*** Opening Given records ***

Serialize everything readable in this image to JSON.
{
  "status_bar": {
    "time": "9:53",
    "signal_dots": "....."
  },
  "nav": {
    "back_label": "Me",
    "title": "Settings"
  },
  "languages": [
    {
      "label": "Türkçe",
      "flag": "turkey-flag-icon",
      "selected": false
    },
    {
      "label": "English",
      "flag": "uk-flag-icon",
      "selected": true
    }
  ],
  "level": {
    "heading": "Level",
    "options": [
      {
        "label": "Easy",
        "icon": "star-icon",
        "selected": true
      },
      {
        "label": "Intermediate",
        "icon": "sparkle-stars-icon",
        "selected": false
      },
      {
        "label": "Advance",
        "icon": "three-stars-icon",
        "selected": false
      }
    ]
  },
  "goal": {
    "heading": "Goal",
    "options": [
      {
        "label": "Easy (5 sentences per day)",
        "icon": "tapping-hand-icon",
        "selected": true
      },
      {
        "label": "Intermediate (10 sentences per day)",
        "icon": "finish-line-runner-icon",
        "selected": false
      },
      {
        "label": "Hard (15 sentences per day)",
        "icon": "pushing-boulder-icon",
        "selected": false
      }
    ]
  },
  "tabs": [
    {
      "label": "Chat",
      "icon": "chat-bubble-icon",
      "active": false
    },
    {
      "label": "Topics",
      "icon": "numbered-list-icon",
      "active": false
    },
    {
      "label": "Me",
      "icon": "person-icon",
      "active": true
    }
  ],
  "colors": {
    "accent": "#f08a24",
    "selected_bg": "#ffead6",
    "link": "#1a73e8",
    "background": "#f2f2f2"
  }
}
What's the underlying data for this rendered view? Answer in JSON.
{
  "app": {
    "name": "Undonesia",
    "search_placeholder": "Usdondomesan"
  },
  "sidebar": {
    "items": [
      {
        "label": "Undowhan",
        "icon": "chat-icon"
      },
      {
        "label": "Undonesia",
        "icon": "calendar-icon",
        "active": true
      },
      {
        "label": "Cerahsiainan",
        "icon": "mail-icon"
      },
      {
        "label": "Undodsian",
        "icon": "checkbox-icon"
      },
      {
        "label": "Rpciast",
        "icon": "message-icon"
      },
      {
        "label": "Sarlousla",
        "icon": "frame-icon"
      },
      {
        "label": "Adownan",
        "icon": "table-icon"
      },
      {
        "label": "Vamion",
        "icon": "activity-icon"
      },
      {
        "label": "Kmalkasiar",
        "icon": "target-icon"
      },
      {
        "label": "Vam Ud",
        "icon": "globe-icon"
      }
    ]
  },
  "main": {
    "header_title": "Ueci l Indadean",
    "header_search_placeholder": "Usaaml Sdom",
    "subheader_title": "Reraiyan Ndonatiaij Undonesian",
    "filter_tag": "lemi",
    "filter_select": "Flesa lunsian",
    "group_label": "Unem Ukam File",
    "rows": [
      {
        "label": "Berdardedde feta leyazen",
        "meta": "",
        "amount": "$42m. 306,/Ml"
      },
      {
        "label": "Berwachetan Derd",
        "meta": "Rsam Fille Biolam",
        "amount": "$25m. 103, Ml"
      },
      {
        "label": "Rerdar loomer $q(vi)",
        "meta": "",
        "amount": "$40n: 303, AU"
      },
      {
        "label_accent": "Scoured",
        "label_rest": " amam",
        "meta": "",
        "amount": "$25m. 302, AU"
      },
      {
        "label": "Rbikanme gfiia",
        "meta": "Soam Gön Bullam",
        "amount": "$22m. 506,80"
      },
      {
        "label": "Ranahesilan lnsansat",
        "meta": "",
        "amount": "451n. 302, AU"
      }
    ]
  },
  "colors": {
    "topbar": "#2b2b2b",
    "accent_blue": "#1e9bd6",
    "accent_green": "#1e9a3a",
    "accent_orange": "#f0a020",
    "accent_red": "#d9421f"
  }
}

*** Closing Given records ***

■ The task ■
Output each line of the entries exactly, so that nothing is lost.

■ Written response ■
Serialize everything readable in this image to JSON.
{
  "status_bar": {
    "time": "9:53",
    "signal_dots": "....."
  },
  "nav": {
    "back_label": "Me",
    "title": "Settings"
  },
  "languages": [
    {
      "label": "Türkçe",
      "flag": "turkey-flag-icon",
      "selected": false
    },
    {
      "label": "English",
      "flag": "uk-flag-icon",
      "selected": true
    }
  ],
  "level": {
    "heading": "Level",
    "options": [
      {
        "label": "Easy",
        "icon": "star-icon",
        "selected": true
      },
      {
        "label": "Intermediate",
        "icon": "sparkle-stars-icon",
        "selected": false
      },
      {
        "label": "Advance",
        "icon": "three-stars-icon",
        "selected": false
      }
    ]
  },
  "goal": {
    "heading": "Goal",
    "options": [
      {
        "label": "Easy (5 sentences per day)",
        "icon": "tapping-hand-icon",
        "selected": true
      },
      {
        "label": "Intermediate (10 sentences per day)",
        "icon": "finish-line-runner-icon",
        "selected": false
      },
      {
        "label": "Hard (15 sentences per day)",
        "icon": "pushing-boulder-icon",
        "selected": false
      }
    ]
  },
  "tabs": [
    {
      "label": "Chat",
      "icon": "chat-bubble-icon",
      "active": false
    },
    {
      "label": "Topics",
      "icon": "numbered-list-icon",
      "active": false
    },
    {
      "label": "Me",
      "icon": "person-icon",
      "active": true
    }
  ],
  "colors": {
    "accent": "#f08a24",
    "selected_bg": "#ffead6",
    "link": "#1a73e8",
    "background": "#f2f2f2"
  }
}
What's the underlying data for this rendered view? Answer in JSON.
{
  "app": {
    "name": "Undonesia",
    "search_placeholder": "Usdondomesan"
  },
  "sidebar": {
    "items": [
      {
        "label": "Undowhan",
        "icon": "chat-icon"
      },
      {
        "label": "Undonesia",
        "icon": "calendar-icon",
        "active": true
      },
      {
        "label": "Cerahsiainan",
        "icon": "mail-icon"
      },
      {
        "label": "Undodsian",
        "icon": "checkbox-icon"
      },
      {
        "label": "Rpciast",
        "icon": "message-icon"
      },
      {
        "label": "Sarlousla",
        "icon": "frame-icon"
      },
      {
        "label": "Adownan",
        "icon": "table-icon"
      },
      {
        "label": "Vamion",
        "icon": "activity-icon"
      },
      {
        "label": "Kmalkasiar",
        "icon": "target-icon"
      },
      {
        "label": "Vam Ud",
        "icon": "globe-icon"
      }
    ]
  },
  "main": {
    "header_title": "Ueci l Indadean",
    "header_search_placeholder": "Usaaml Sdom",
    "subheader_title": "Reraiyan Ndonatiaij Undonesian",
    "filter_tag": "lemi",
    "filter_select": "Flesa lunsian",
    "group_label": "Unem Ukam File",
    "rows": [
      {
        "label": "Berdardedde feta leyazen",
        "meta": "",
        "amount": "$42m. 306,/Ml"
      },
      {
        "label": "Berwachetan Derd",
        "meta": "Rsam Fille Biolam",
        "amount": "$25m. 103, Ml"
      },
      {
        "label": "Rerdar loomer $q(vi)",
        "meta": "",
        "amount": "$40n: 303, AU"
      },
      {
        "label_accent": "Scoured",
        "label_rest": " amam",
        "meta": "",
        "amount": "$25m. 302, AU"
      },
      {
        "label": "Rbikanme gfiia",
        "meta": "Soam Gön Bullam",
        "amount": "$22m. 506,80"
      },
      {
        "label": "Ranahesilan lnsansat",
        "meta": "",
        "amount": "451n. 302, AU"
      }
    ]
  },
  "colors": {
    "topbar": "#2b2b2b",
    "accent_blue": "#1e9bd6",
    "accent_green": "#1e9a3a",
    "accent_orange": "#f0a020",
    "accent_red": "#d9421f"
  }
}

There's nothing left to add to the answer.